Preprint Article Version 1 Preserved in Portico This version is not peer-reviewed

Strength, Stiffness, and Microstructure of Wood Ash Stabilized Marine Clay

Version 1 : Received: 17 July 2020 / Approved: 19 July 2020 / Online: 19 July 2020 (18:49:54 CEST)

A peer-reviewed article of this Preprint also exists.

Ekinci, A.; Hanafi, M.; Aydin, E. Strength, Stiffness, and Microstructure of Wood-Ash Stabilized Marine Clay. Minerals 2020, 10, 796. Ekinci, A.; Hanafi, M.; Aydin, E. Strength, Stiffness, and Microstructure of Wood-Ash Stabilized Marine Clay. Minerals 2020, 10, 796.

Journal reference: Minerals 2020, 10, 796
DOI: 10.3390/min10090796

Abstract

The world’s population is growing at a rapid pace, thus increasing the need for shelter, which, because of increased carbon emissions, is making our planet less inhabitable. Thus, supplementary cementitious materials (SCMs) are used to reduce the embodied carbon emissions in the building sector. Wood ash, as a replacement for cement in soil treatment, seems to be a promising material. In this study, we considered the strength, stiffness, and microstructural behavior of marine clay treated with cement and wood ash as a cement replacement. Since clay is abundant in nature, it could help stabilize waste to improve the mechanical behavior of produced composites. Portland cement (7%, 10%, and 13%) was replaced with various amount of wood ash (5% and 10%) with two different dry densities (1400 and 1600 kg/m3) and three distinct curing periods (7, 28, and 60 days). Unconfined compressive strength, direct shear, porosity, pulse velocity, x-ray diffraction, and scanning electron microscopy tests were performed on selected specimens to evaluate the structural and microstructural effect of clay–wood ash–cement interaction. The results revealed that the replacement of cement with 5% of wood ash yielded superior performance. The microstructure investigation of wood ash–cement–clay blends further showed the formation of a densified matrix with stable bonds. Furthermore, the porosity and strength properties of blends developed unique relationships, which were further confirmed by other supplementary materials and soils.

Subject Areas

strength; stiffness; clay; stabilization; microstructure; wood ash; waste

Comments (0)

We encourage comments and feedback from a broad range of readers.

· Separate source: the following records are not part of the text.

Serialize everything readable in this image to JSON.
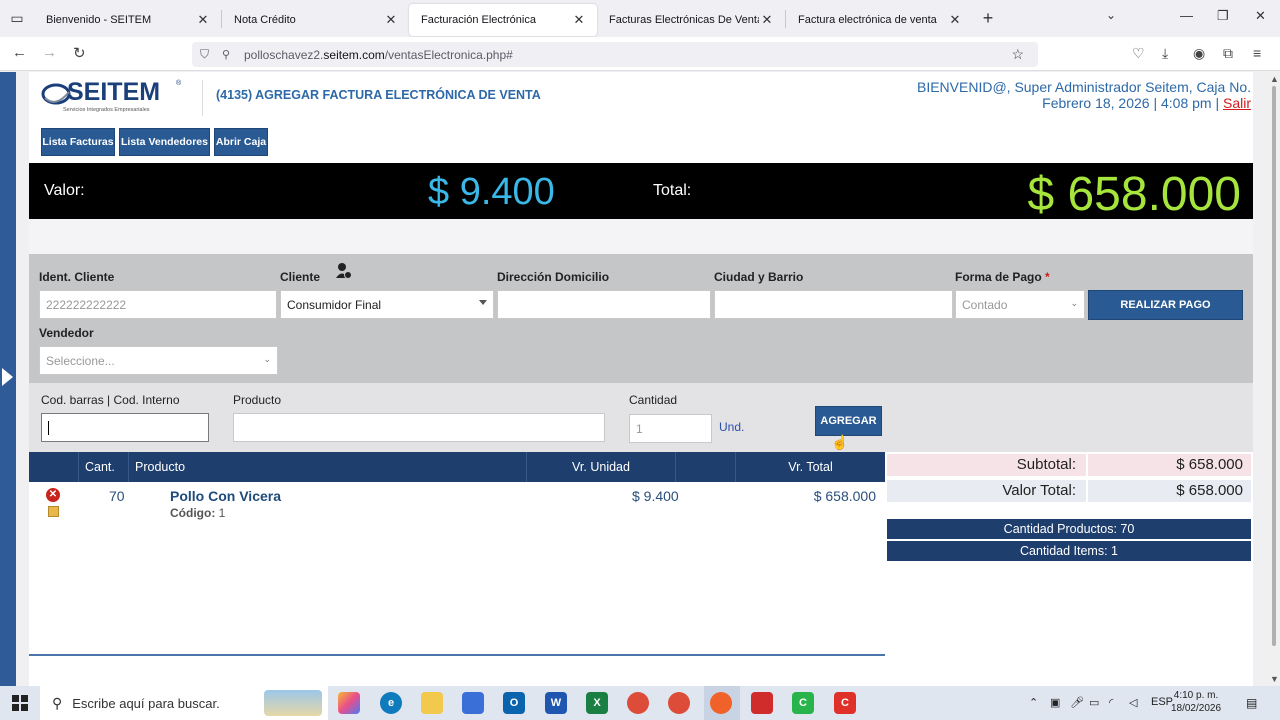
{
  "browser": {
    "tabs": [
      {
        "label": "Bienvenido - SEITEM",
        "active": false
      },
      {
        "label": "Nota Crédito",
        "active": false
      },
      {
        "label": "Facturación Electrónica",
        "active": true
      },
      {
        "label": "Facturas Electrónicas De Ventas",
        "active": false
      },
      {
        "label": "Factura electrónica de venta",
        "active": false
      }
    ],
    "url_prefix": "polloschavez2.",
    "url_domain": "seitem.com",
    "url_path": "/ventasElectronica.php#"
  },
  "header": {
    "logo_text": "SEITEM",
    "logo_subtitle": "Servicios Integrados Empresariales",
    "page_title": "(4135) AGREGAR FACTURA ELECTRÓNICA DE VENTA",
    "welcome": "BIENVENID@, Super Administrador Seitem, Caja No.",
    "date": "Febrero 18, 2026 | 4:08 pm |",
    "logout": "Salir"
  },
  "toolbar": {
    "list_invoices": "Lista Facturas",
    "list_sellers": "Lista Vendedores",
    "open_cash": "Abrir Caja"
  },
  "banner": {
    "value_label": "Valor:",
    "value": "$ 9.400",
    "total_label": "Total:",
    "total": "$ 658.000"
  },
  "form": {
    "client_id_label": "Ident. Cliente",
    "client_id_placeholder": "222222222222",
    "client_label": "Cliente",
    "client_value": "Consumidor Final",
    "address_label": "Dirección Domicilio",
    "city_label": "Ciudad y Barrio",
    "payment_label": "Forma de Pago",
    "payment_required": "*",
    "payment_value": "Contado",
    "pay_button": "REALIZAR PAGO",
    "seller_label": "Vendedor",
    "seller_placeholder": "Seleccione..."
  },
  "product_entry": {
    "barcode_label": "Cod. barras | Cod. Interno",
    "product_label": "Producto",
    "quantity_label": "Cantidad",
    "quantity_value": "1",
    "unit": "Und.",
    "add_button": "AGREGAR"
  },
  "table": {
    "headers": {
      "qty": "Cant.",
      "product": "Producto",
      "unit_price": "Vr. Unidad",
      "total": "Vr. Total"
    },
    "rows": [
      {
        "qty": "70",
        "product": "Pollo Con Vicera",
        "code_label": "Código:",
        "code": "1",
        "unit_price": "$ 9.400",
        "total": "$ 658.000"
      }
    ]
  },
  "summary": {
    "subtotal_label": "Subtotal:",
    "subtotal": "$ 658.000",
    "total_label": "Valor Total:",
    "total": "$ 658.000",
    "product_count": "Cantidad Productos: 70",
    "item_count": "Cantidad Items: 1"
  },
  "taskbar": {
    "search_placeholder": "Escribe aquí para buscar.",
    "language": "ESP",
    "time": "4:10 p. m.",
    "date": "18/02/2026"
  }
}
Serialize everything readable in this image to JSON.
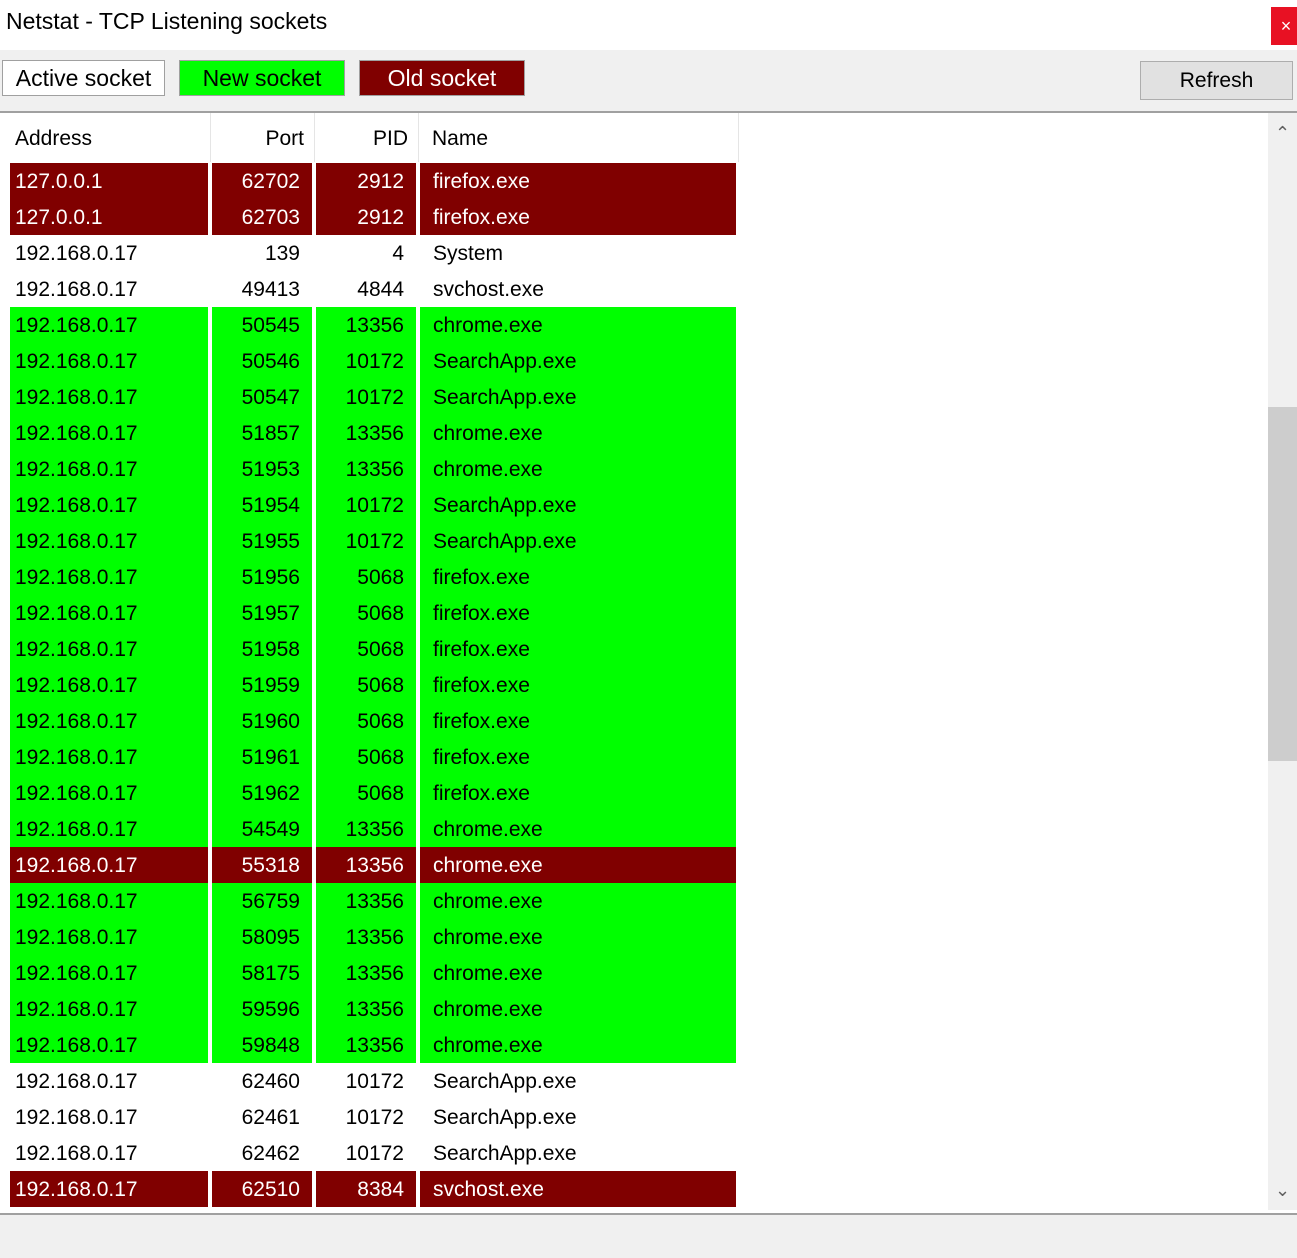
{
  "window": {
    "title": "Netstat - TCP Listening sockets",
    "close_label": "×"
  },
  "legend": {
    "active_label": "Active socket",
    "new_label": "New socket",
    "old_label": "Old socket",
    "colors": {
      "active": "#ffffff",
      "new": "#00ff00",
      "old": "#800000"
    }
  },
  "toolbar": {
    "refresh_label": "Refresh"
  },
  "table": {
    "columns": [
      "Address",
      "Port",
      "PID",
      "Name"
    ],
    "rows": [
      {
        "address": "127.0.0.1",
        "port": "62702",
        "pid": "2912",
        "name": "firefox.exe",
        "state": "old"
      },
      {
        "address": "127.0.0.1",
        "port": "62703",
        "pid": "2912",
        "name": "firefox.exe",
        "state": "old"
      },
      {
        "address": "192.168.0.17",
        "port": "139",
        "pid": "4",
        "name": "System",
        "state": "active"
      },
      {
        "address": "192.168.0.17",
        "port": "49413",
        "pid": "4844",
        "name": "svchost.exe",
        "state": "active"
      },
      {
        "address": "192.168.0.17",
        "port": "50545",
        "pid": "13356",
        "name": "chrome.exe",
        "state": "new"
      },
      {
        "address": "192.168.0.17",
        "port": "50546",
        "pid": "10172",
        "name": "SearchApp.exe",
        "state": "new"
      },
      {
        "address": "192.168.0.17",
        "port": "50547",
        "pid": "10172",
        "name": "SearchApp.exe",
        "state": "new"
      },
      {
        "address": "192.168.0.17",
        "port": "51857",
        "pid": "13356",
        "name": "chrome.exe",
        "state": "new"
      },
      {
        "address": "192.168.0.17",
        "port": "51953",
        "pid": "13356",
        "name": "chrome.exe",
        "state": "new"
      },
      {
        "address": "192.168.0.17",
        "port": "51954",
        "pid": "10172",
        "name": "SearchApp.exe",
        "state": "new"
      },
      {
        "address": "192.168.0.17",
        "port": "51955",
        "pid": "10172",
        "name": "SearchApp.exe",
        "state": "new"
      },
      {
        "address": "192.168.0.17",
        "port": "51956",
        "pid": "5068",
        "name": "firefox.exe",
        "state": "new"
      },
      {
        "address": "192.168.0.17",
        "port": "51957",
        "pid": "5068",
        "name": "firefox.exe",
        "state": "new"
      },
      {
        "address": "192.168.0.17",
        "port": "51958",
        "pid": "5068",
        "name": "firefox.exe",
        "state": "new"
      },
      {
        "address": "192.168.0.17",
        "port": "51959",
        "pid": "5068",
        "name": "firefox.exe",
        "state": "new"
      },
      {
        "address": "192.168.0.17",
        "port": "51960",
        "pid": "5068",
        "name": "firefox.exe",
        "state": "new"
      },
      {
        "address": "192.168.0.17",
        "port": "51961",
        "pid": "5068",
        "name": "firefox.exe",
        "state": "new"
      },
      {
        "address": "192.168.0.17",
        "port": "51962",
        "pid": "5068",
        "name": "firefox.exe",
        "state": "new"
      },
      {
        "address": "192.168.0.17",
        "port": "54549",
        "pid": "13356",
        "name": "chrome.exe",
        "state": "new"
      },
      {
        "address": "192.168.0.17",
        "port": "55318",
        "pid": "13356",
        "name": "chrome.exe",
        "state": "old"
      },
      {
        "address": "192.168.0.17",
        "port": "56759",
        "pid": "13356",
        "name": "chrome.exe",
        "state": "new"
      },
      {
        "address": "192.168.0.17",
        "port": "58095",
        "pid": "13356",
        "name": "chrome.exe",
        "state": "new"
      },
      {
        "address": "192.168.0.17",
        "port": "58175",
        "pid": "13356",
        "name": "chrome.exe",
        "state": "new"
      },
      {
        "address": "192.168.0.17",
        "port": "59596",
        "pid": "13356",
        "name": "chrome.exe",
        "state": "new"
      },
      {
        "address": "192.168.0.17",
        "port": "59848",
        "pid": "13356",
        "name": "chrome.exe",
        "state": "new"
      },
      {
        "address": "192.168.0.17",
        "port": "62460",
        "pid": "10172",
        "name": "SearchApp.exe",
        "state": "active"
      },
      {
        "address": "192.168.0.17",
        "port": "62461",
        "pid": "10172",
        "name": "SearchApp.exe",
        "state": "active"
      },
      {
        "address": "192.168.0.17",
        "port": "62462",
        "pid": "10172",
        "name": "SearchApp.exe",
        "state": "active"
      },
      {
        "address": "192.168.0.17",
        "port": "62510",
        "pid": "8384",
        "name": "svchost.exe",
        "state": "old"
      }
    ]
  },
  "scrollbar": {
    "up_icon": "chevron-up-icon",
    "down_icon": "chevron-down-icon"
  }
}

See criteria for comments and our diversity statement.

Leave a public comment
Send a private comment to the author(s)
Views 0
Downloads 0
Comments 0
Metrics 0


×
Alerts
Notify me about updates to this article or when a peer-reviewed version is published.
We use cookies on our website to ensure you get the best experience.
Read more about our cookies here.